PVC for water?

Ran across PVC line used for water distribution. Is this allowed? I know CPVC is used. What’s up?

This is what I say:

“The house contains Polyvinyl Chloride (PVC) pipes for the cold water supply. The use of PVC is prohibited by today’s standards in new construction for use as water distribution piping within the dwelling and we recommend that you consult with a competent and licensed plumbing contractor about the use of such material in this home.”

Thanks Joe.

It’s been my experience that PVC is allowed for cold water distribution. PVC is not listed for hot water. Your local juristiction will tell you what is allowed.

PVC **is listed **in the current IRC Table 2904.4.

“P2904.4 Water service pipe. Water service pipe shall conform
to NSF 61 and shall conform to one of the standards listed in
Table P2904.4. Water service pipe or tubing, installed underground
and outside of the structure, shall have a minimum
working pressure rating of 160 pounds per square inch at 73°F
(1103 kPa at 23°C). Where the water pressure exceeds 160
pounds per square inch (1103 kPa), piping material shall have a
rated working pressure equal to or greater than the highest
available pressure. Water service piping materials not
third-party certified for water distribution shall terminate at or
before the full open valve located at the entrance to the structure.
Ductile iron water service piping shall be cement mortar
lined in accordance with AWWA C104.”

PVC is **not listed **in the current IRC Table P2904.5 quoted below. I underlined “dwelling units” as that stands out to me as the main difference between the two tables.

"P2904.5 Water-distribution pipe. Water-distribution piping
within dwelling units shall conform to NSF 61 and shall conform
to one of the standards listed in Table P2904.5. All
hot-water-distribution pipe and tubing shall have a minimum
pressure rating of 100 psi at 180°F (689 kPa at 82°C).


Brass pipe ASTM B 43

Chlorinated polyvinyl chloride (CPVC) plastic pipe and tubing ASTM D 2846; ASTM F 441; ASTM F 442; CSA B137.6

Copper or copper-alloy pipe ASTM B 42; ASTM B 302

Copper or copper-alloy tubing (Type K, WK, L, WL, M or WM) ASTM B 75; ASTM B 88; ASTM B 251; ASTM B 447

Cross-linked polyethylene (PEX) plastic tubing ASTM F 877; CSA B137.5

Cross-linked polyethylene/aluminum/cross-linked polyethylene
(PEX-AL-PEX) pipe ASTM F 1281; CSACAN/CSA-B137.10

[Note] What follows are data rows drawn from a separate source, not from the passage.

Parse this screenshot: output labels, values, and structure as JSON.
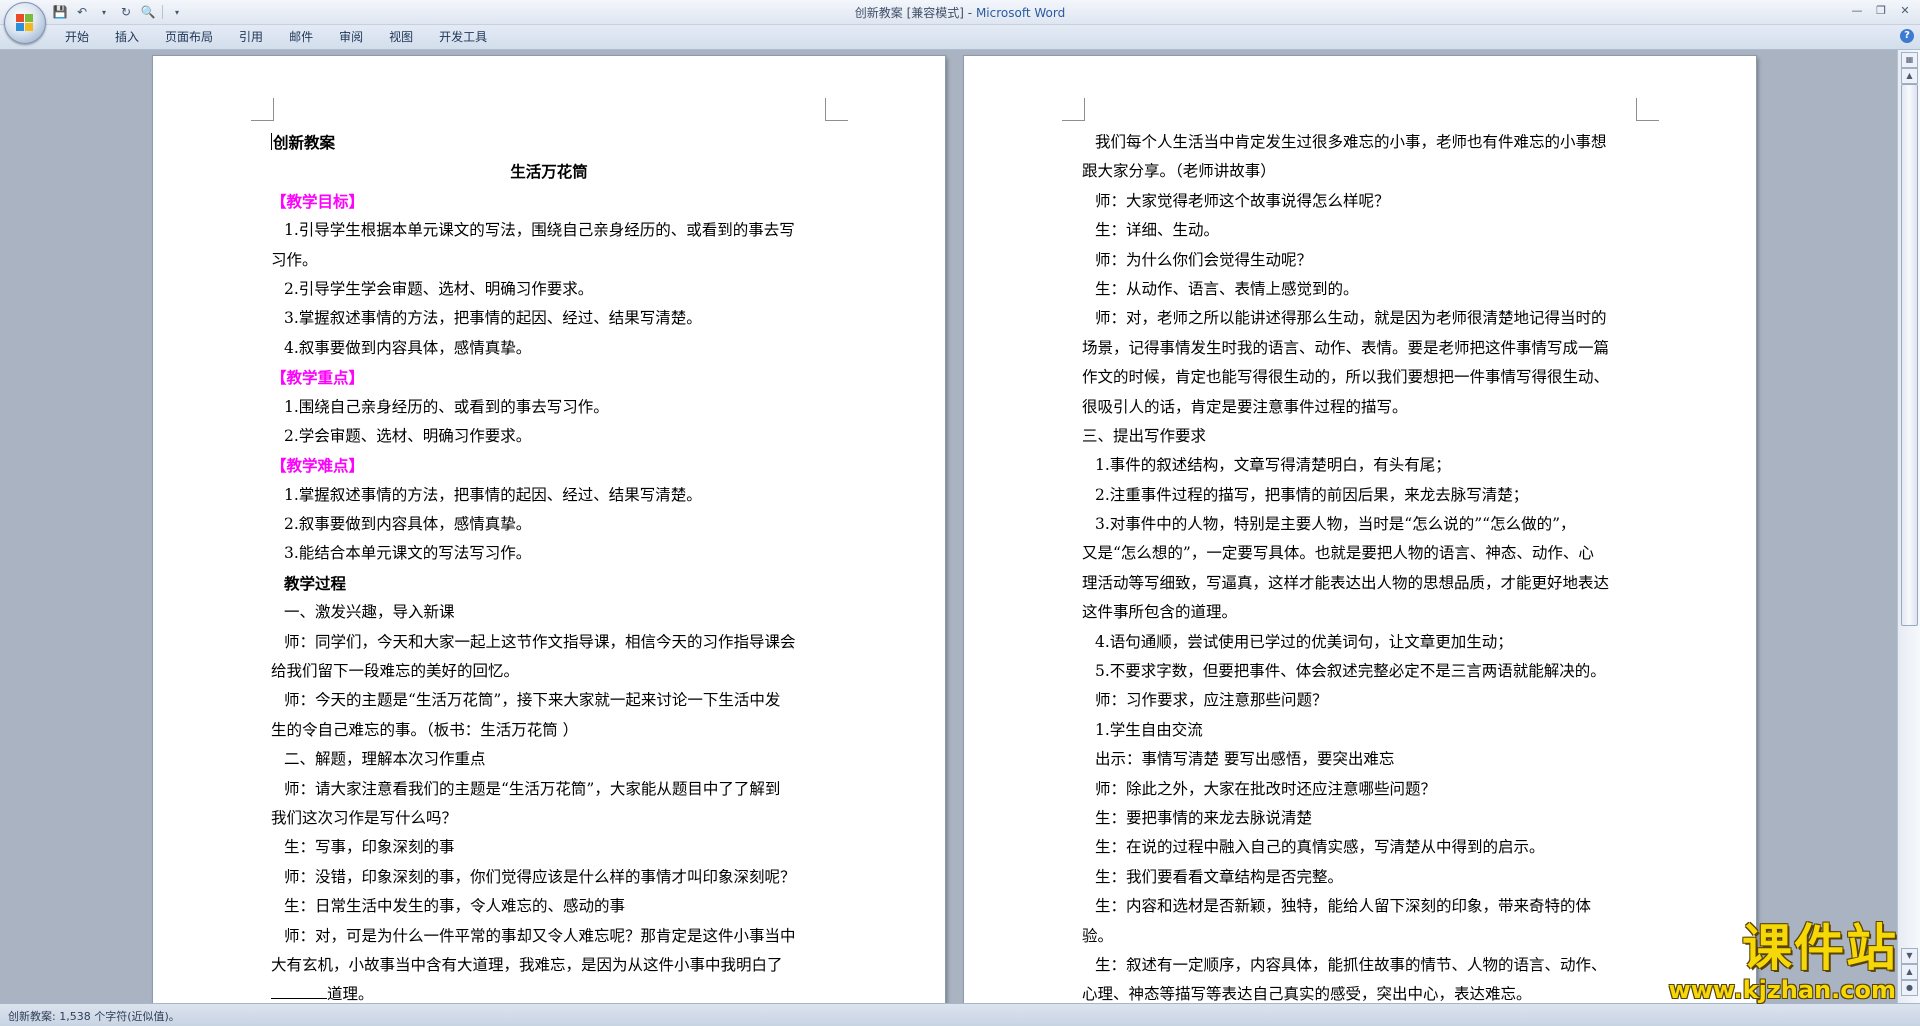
{
  "window": {
    "title": "创新教案 [兼容模式]",
    "separator": " - ",
    "app_name": "Microsoft Word"
  },
  "ribbon": {
    "tabs": [
      "开始",
      "插入",
      "页面布局",
      "引用",
      "邮件",
      "审阅",
      "视图",
      "开发工具"
    ]
  },
  "status": {
    "text": "创新教案: 1,538 个字符(近似值)。"
  },
  "watermark": {
    "brand": "课件站",
    "url": "www.kjzhan.com"
  },
  "page1": {
    "lines": [
      "创新教案",
      "生活万花筒",
      "【教学目标】",
      "1.引导学生根据本单元课文的写法，围绕自己亲身经历的、或看到的事去写",
      "习作。",
      "2.引导学生学会审题、选材、明确习作要求。",
      "3.掌握叙述事情的方法，把事情的起因、经过、结果写清楚。",
      "4.叙事要做到内容具体，感情真挚。",
      "【教学重点】",
      "1.围绕自己亲身经历的、或看到的事去写习作。",
      "2.学会审题、选材、明确习作要求。",
      "【教学难点】",
      "1.掌握叙述事情的方法，把事情的起因、经过、结果写清楚。",
      "2.叙事要做到内容具体，感情真挚。",
      "3.能结合本单元课文的写法写习作。",
      "教学过程",
      "一、激发兴趣，导入新课",
      "师：同学们，今天和大家一起上这节作文指导课，相信今天的习作指导课会",
      "给我们留下一段难忘的美好的回忆。",
      "师：今天的主题是“生活万花筒”，接下来大家就一起来讨论一下生活中发",
      "生的令自己难忘的事。（板书：生活万花筒 ）",
      "二、解题，理解本次习作重点",
      "师：请大家注意看我们的主题是“生活万花筒”，大家能从题目中了了解到",
      "我们这次习作是写什么吗？",
      "生：写事，印象深刻的事",
      "师：没错，印象深刻的事，你们觉得应该是什么样的事情才叫印象深刻呢？",
      "生：日常生活中发生的事，令人难忘的、感动的事",
      "师：对，可是为什么一件平常的事却又令人难忘呢？那肯定是这件小事当中",
      "大有玄机，小故事当中含有大道理，我难忘，是因为从这件小事中我明白了",
      "道理。"
    ]
  },
  "page2": {
    "lines": [
      "我们每个人生活当中肯定发生过很多难忘的小事，老师也有件难忘的小事想",
      "跟大家分享。（老师讲故事）",
      "师：大家觉得老师这个故事说得怎么样呢？",
      "生：详细、生动。",
      "师：为什么你们会觉得生动呢？",
      "生：从动作、语言、表情上感觉到的。",
      "师：对，老师之所以能讲述得那么生动，就是因为老师很清楚地记得当时的",
      "场景，记得事情发生时我的语言、动作、表情。要是老师把这件事情写成一篇",
      "作文的时候，肯定也能写得很生动的，所以我们要想把一件事情写得很生动、",
      "很吸引人的话，肯定是要注意事件过程的描写。",
      "三、提出写作要求",
      "1.事件的叙述结构，文章写得清楚明白，有头有尾；",
      "2.注重事件过程的描写，把事情的前因后果，来龙去脉写清楚；",
      "3.对事件中的人物，特别是主要人物，当时是“怎么说的”“怎么做的”，",
      "又是“怎么想的”，一定要写具体。也就是要把人物的语言、神态、动作、心",
      "理活动等写细致，写逼真，这样才能表达出人物的思想品质，才能更好地表达",
      "这件事所包含的道理。",
      "4.语句通顺，尝试使用已学过的优美词句，让文章更加生动；",
      "5.不要求字数，但要把事件、体会叙述完整必定不是三言两语就能解决的。",
      "师：习作要求，应注意那些问题？",
      "1.学生自由交流",
      "出示：事情写清楚 要写出感悟，要突出难忘",
      "师：除此之外，大家在批改时还应注意哪些问题？",
      "生：要把事情的来龙去脉说清楚",
      "生：在说的过程中融入自己的真情实感，写清楚从中得到的启示。",
      "生：我们要看看文章结构是否完整。",
      "生：内容和选材是否新颖，独特，能给人留下深刻的印象，带来奇特的体",
      "验。",
      "生：叙述有一定顺序，内容具体，能抓住故事的情节、人物的语言、动作、",
      "心理、神态等描写等表达自己真实的感受，突出中心，表达难忘。"
    ]
  }
}
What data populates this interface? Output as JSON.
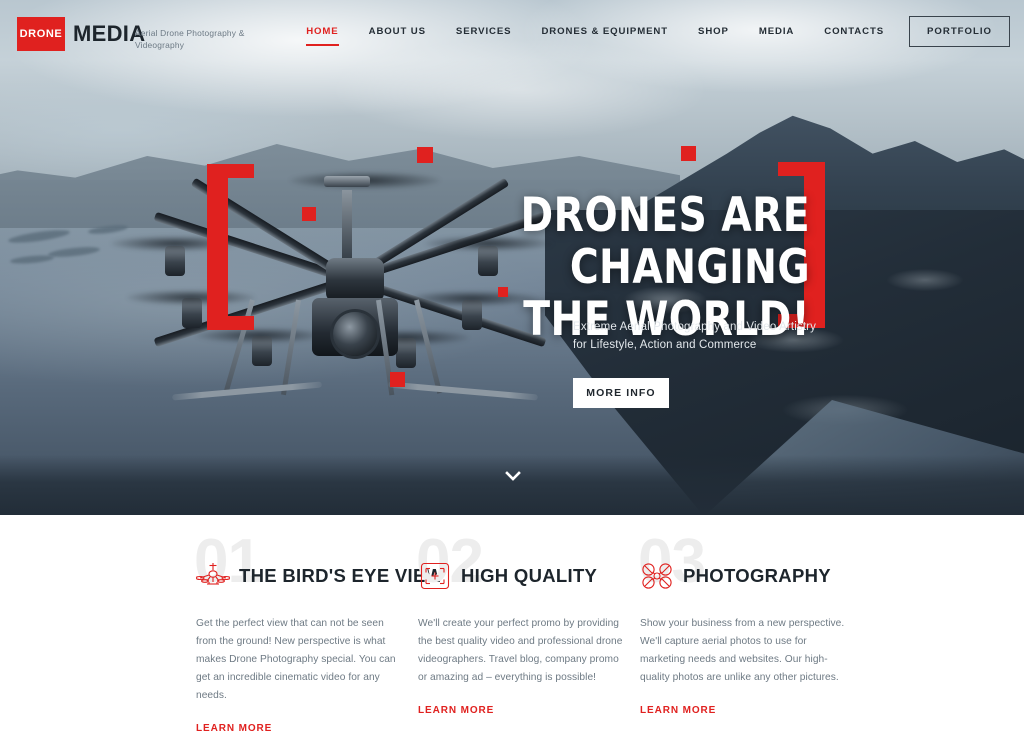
{
  "header": {
    "logo": {
      "mark_text": "DRONE",
      "word": "MEDIA",
      "icon": "drone-logo-icon"
    },
    "tagline": "Aerial Drone Photography & Videography",
    "nav": [
      {
        "label": "HOME",
        "active": true
      },
      {
        "label": "ABOUT US",
        "active": false
      },
      {
        "label": "SERVICES",
        "active": false
      },
      {
        "label": "DRONES & EQUIPMENT",
        "active": false
      },
      {
        "label": "SHOP",
        "active": false
      },
      {
        "label": "MEDIA",
        "active": false
      },
      {
        "label": "CONTACTS",
        "active": false
      }
    ],
    "portfolio_button": "PORTFOLIO"
  },
  "hero": {
    "headline_line1": "DRONES ARE CHANGING",
    "headline_line2": "THE WORLD!",
    "subcopy": "Extreme Aerial Photography and Video Artistry for Lifestyle, Action and Commerce",
    "cta_label": "MORE INFO",
    "scroll_icon": "chevron-down-icon"
  },
  "features": [
    {
      "number": "01",
      "icon": "drone-front-view-icon",
      "title": "THE BIRD'S EYE VIEW",
      "body": "Get the perfect view that can not be seen from the ground! New perspective is what makes Drone Photography special. You can get an incredible cinematic video for any needs.",
      "link": "LEARN MORE"
    },
    {
      "number": "02",
      "icon": "camera-focus-frame-icon",
      "title": "HIGH QUALITY",
      "body": "We'll create your perfect promo by providing the best quality video and professional drone videographers. Travel blog, company promo or amazing ad – everything is possible!",
      "link": "LEARN MORE"
    },
    {
      "number": "03",
      "icon": "quadcopter-top-view-icon",
      "title": "PHOTOGRAPHY",
      "body": "Show your business from a new perspective. We'll capture aerial photos to use for marketing needs and websites. Our high-quality photos are unlike any other pictures.",
      "link": "LEARN MORE"
    }
  ],
  "colors": {
    "accent_red": "#e0211f",
    "dark_text": "#1d252c",
    "body_text": "#6e7a84",
    "hero_bottom": "#222d38",
    "number_gray": "#ededed"
  }
}
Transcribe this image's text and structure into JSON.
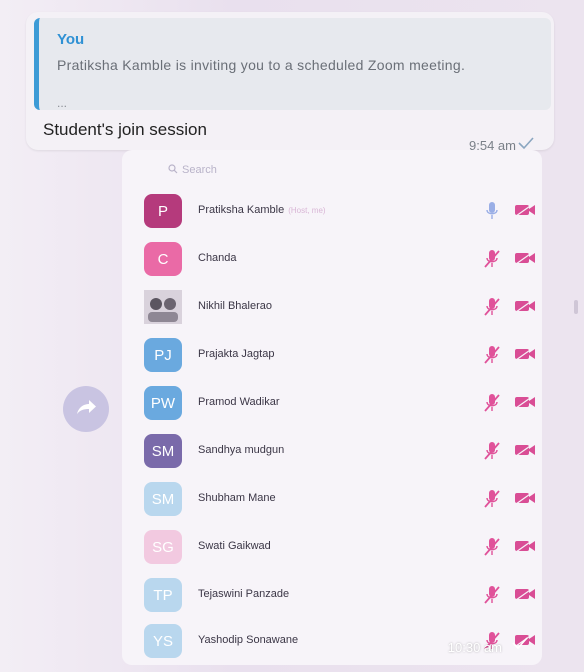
{
  "message": {
    "quote_author": "You",
    "quote_text": "Pratiksha Kamble is inviting you to a scheduled Zoom meeting.",
    "quote_more": "...",
    "caption": "Student's join session",
    "time": "9:54 am"
  },
  "screenshot": {
    "search_placeholder": "Search",
    "participants": [
      {
        "initials": "P",
        "name": "Pratiksha Kamble",
        "tag": "(Host, me)",
        "color": "#b53a7c"
      },
      {
        "initials": "C",
        "name": "Chanda",
        "color": "#ea6aa6"
      },
      {
        "initials": "",
        "name": "Nikhil Bhalerao",
        "color": "#c9c0cf",
        "photo": true
      },
      {
        "initials": "PJ",
        "name": "Prajakta Jagtap",
        "color": "#6aa9df"
      },
      {
        "initials": "PW",
        "name": "Pramod Wadikar",
        "color": "#6aa9df"
      },
      {
        "initials": "SM",
        "name": "Sandhya mudgun",
        "color": "#7a6aaa"
      },
      {
        "initials": "SM",
        "name": "Shubham Mane",
        "color": "#b9d7ee"
      },
      {
        "initials": "SG",
        "name": "Swati Gaikwad",
        "color": "#f2c9e0"
      },
      {
        "initials": "TP",
        "name": "Tejaswini Panzade",
        "color": "#b9d7ee"
      },
      {
        "initials": "YS",
        "name": "Yashodip Sonawane",
        "color": "#b9d7ee"
      }
    ],
    "time": "10:30 am"
  },
  "colors": {
    "accent": "#2f91d4",
    "mic_muted": "#e0529a",
    "cam_off": "#d94d95"
  }
}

Cross-linked polyethylene/aluminum/high-density polyethylene

Galvanized steel pipe ASTM A 53

Polybutylene (PB) plastic pipe and tubing ASTM D 3309; CSA CAN3-B137.8

Polyethylene/aluminum/polyethylene (PE-AL-PE) composite pipe ASTM F 1282

Polypropylene (PP) plastic pipe or tubing ASTM F 2389; CSA B137.11

Stainless steel (Type 304/304L) pipe ASTM A 312; ASTM A 778

Stainless steel (Type 316/316L) pipe ASTM A 312; ASTM A 778
TABLE P2904.6"

This has been covered before, the reason its not allowed for cold water is the difficulty in verifying that it is only installed for the cold water during the AHJ’s 3-5 minute walk through during a rough in inspection.

Bruce, can you enlighten me…what is the distinction between the two tables I referenced above. One allows PVC, the other does not.

I admit, I didn’t study the tables…

I just remember that the use of PVC water piping is typically controlled by the local AHJ’s (code amendment maybe?) and I believe none allow it for the reason I posted above, difficulty in knowing if it is only on the cold side within the house so they just don’t allow it at all even if the code does.

The top is for the water service, which is not heated. The lower is for the distribution pipes which can be heated. PVC is not rated for hot water.

I don’t think that is correct. Upon further digging into it, I find that the IRC defines water service piping as follows:

“WATER-SERVICE PIPE. The outside pipe from the water main or other source of potable water supply to the water-distribution system inside the building, terminating at the service valve.”

That means the piping prior to entry into the house, and that is what the first table refers to.

The IRC defines distribution piping as follows:

“WATER-DISTRIBUTION SYSTEM. Piping which conveys water from the service to the plumbing fixtures, appliances, appurtenances, equipment, devices or other systems served, including fittings and control valves.”

That means all piping in the house, whether hot or cold, and that is what the 2nd table refers to.

Therefore, according to the tables, PVC is no longer allowed by the IRC for either hot or cold water distribution piping.

I am not arguing that PVC is allowed as distribution plumbing in the house. I am telling you the difference in the tables. As far as I am concerned, I would recommend removal of the PVC.

Also, the service line does enter the house, it just doesn’t go very far. So, you could have some PVC, as long as it ends at the service valve.

I misunderstood you, but now I’m clear and we agree. Thanks Jeff.